by Robert Greenfield
On Monday, May 11, a benefit for Tim took place at the Village Gate in Greenwich Village. Rosemary had organized it on what she described as "hallowed ground--the place where I first saw Miles Davis and Charlie Mingus." She had invited "all the big givers from the liberal left" in New York City and fully expected to raise enough money to help spring Tim from jail. Musicians scheduled to perform that night included folksinger Phil Ochs, the albino blues guitarist Johnny Winter, and Jimi Hendrix, whom Alan Douglas had persuaded to fly in from Chicago with his band just for this gig. Scheduled speakers included Abbie Hoffman, Allen Ginsberg, Alan Watts, Jerry Rubin, and Wavy Gravy.
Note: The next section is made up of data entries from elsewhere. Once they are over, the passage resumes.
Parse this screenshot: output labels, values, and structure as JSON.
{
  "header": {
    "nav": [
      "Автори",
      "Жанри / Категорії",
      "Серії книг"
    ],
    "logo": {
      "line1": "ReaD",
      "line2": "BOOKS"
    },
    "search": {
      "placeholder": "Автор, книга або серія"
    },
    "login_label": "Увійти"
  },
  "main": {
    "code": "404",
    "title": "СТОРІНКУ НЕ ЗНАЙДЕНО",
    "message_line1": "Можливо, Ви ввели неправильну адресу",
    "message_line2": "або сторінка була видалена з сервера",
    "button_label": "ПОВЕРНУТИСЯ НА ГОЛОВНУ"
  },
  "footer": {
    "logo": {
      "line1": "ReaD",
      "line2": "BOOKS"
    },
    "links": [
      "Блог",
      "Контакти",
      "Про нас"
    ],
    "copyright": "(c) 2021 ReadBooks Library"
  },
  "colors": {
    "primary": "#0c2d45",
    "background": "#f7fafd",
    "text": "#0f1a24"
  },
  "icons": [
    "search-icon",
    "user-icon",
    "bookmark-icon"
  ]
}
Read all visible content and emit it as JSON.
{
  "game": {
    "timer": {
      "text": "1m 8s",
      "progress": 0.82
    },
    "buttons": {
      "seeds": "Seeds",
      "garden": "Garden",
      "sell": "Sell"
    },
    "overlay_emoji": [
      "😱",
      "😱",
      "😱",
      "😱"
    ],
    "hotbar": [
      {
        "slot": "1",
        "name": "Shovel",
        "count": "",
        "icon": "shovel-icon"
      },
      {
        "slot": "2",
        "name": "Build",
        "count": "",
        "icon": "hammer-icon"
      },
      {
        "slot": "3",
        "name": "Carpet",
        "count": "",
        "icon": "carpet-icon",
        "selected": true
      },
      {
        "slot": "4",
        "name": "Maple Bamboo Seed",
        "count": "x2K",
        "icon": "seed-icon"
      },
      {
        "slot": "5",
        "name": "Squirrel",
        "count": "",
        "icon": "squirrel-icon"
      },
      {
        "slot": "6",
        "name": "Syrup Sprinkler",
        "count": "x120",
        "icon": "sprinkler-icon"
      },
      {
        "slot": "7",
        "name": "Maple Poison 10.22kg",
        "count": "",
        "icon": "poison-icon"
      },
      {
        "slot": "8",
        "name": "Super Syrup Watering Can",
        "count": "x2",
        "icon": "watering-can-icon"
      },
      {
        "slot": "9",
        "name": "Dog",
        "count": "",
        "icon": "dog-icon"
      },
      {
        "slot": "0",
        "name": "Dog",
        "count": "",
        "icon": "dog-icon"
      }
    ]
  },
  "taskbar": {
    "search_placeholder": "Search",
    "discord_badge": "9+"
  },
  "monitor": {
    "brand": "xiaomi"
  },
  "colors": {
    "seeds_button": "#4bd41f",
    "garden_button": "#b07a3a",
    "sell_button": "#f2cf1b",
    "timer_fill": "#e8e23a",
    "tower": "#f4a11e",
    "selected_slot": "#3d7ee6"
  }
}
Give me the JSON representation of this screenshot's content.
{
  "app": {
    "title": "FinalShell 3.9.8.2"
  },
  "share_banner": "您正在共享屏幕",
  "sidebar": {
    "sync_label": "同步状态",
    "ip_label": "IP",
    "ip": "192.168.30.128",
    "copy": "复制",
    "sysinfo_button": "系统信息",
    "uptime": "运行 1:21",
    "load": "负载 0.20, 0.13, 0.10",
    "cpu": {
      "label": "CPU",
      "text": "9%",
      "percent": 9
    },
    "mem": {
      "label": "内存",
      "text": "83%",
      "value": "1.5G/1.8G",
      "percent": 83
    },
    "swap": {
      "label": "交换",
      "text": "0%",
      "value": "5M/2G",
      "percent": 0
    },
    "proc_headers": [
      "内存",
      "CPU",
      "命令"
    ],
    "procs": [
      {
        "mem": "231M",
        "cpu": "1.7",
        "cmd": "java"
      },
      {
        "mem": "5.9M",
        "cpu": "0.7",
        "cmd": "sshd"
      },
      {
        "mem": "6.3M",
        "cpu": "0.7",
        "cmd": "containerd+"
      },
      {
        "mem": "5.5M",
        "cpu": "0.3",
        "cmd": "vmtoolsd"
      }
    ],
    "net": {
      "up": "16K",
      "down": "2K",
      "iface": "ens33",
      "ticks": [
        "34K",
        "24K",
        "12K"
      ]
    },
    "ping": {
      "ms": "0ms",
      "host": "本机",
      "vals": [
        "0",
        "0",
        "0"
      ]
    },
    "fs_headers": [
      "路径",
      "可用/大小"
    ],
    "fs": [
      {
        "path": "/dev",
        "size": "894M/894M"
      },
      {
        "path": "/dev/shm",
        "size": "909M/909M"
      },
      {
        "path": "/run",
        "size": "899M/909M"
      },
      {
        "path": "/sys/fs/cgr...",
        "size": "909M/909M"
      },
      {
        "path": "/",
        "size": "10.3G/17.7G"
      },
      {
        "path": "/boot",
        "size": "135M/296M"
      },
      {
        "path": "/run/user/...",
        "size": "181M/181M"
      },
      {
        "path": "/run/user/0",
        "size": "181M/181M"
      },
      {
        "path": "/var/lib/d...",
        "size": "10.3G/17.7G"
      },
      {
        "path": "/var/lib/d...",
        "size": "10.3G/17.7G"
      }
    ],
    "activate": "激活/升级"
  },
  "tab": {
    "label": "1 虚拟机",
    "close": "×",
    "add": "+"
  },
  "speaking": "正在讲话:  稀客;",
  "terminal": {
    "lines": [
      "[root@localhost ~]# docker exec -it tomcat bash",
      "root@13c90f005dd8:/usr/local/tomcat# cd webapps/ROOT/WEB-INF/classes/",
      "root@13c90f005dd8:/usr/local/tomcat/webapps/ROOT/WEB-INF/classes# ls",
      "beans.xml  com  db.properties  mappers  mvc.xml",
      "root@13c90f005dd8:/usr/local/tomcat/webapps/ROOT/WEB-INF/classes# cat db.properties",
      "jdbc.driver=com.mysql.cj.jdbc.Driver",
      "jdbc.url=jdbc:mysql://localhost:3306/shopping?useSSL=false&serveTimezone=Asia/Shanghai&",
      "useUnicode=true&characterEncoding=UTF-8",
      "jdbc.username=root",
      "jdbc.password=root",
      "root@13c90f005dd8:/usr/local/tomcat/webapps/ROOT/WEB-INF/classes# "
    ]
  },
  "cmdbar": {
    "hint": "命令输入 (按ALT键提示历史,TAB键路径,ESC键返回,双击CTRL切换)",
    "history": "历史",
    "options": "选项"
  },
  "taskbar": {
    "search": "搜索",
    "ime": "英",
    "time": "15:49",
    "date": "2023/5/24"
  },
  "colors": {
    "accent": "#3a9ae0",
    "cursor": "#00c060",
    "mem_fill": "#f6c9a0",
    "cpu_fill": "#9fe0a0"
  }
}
In a full-body cast after having been kicked in the back by a security guard at a Rolling Stones concert, Wavy Gravy showed up with a fellow member of the Hog Farm commune in New Mexico carrying a baby lamb in his arms. "Acid was flowing like water," Anita Hoffman recalled. "The punch was spiked and everyone was on acid. It was one of those very pivotal events because the mood was changing. The repression was increasing. Instead of all this love-and-flowers stuff, the attitude of politicos like Abbie and Jerry Rubin and myself was that you had to organize if you wanted to get people like Tim out of jail. But the Hog Farm people and all these religious people, all they wanted to do was chant."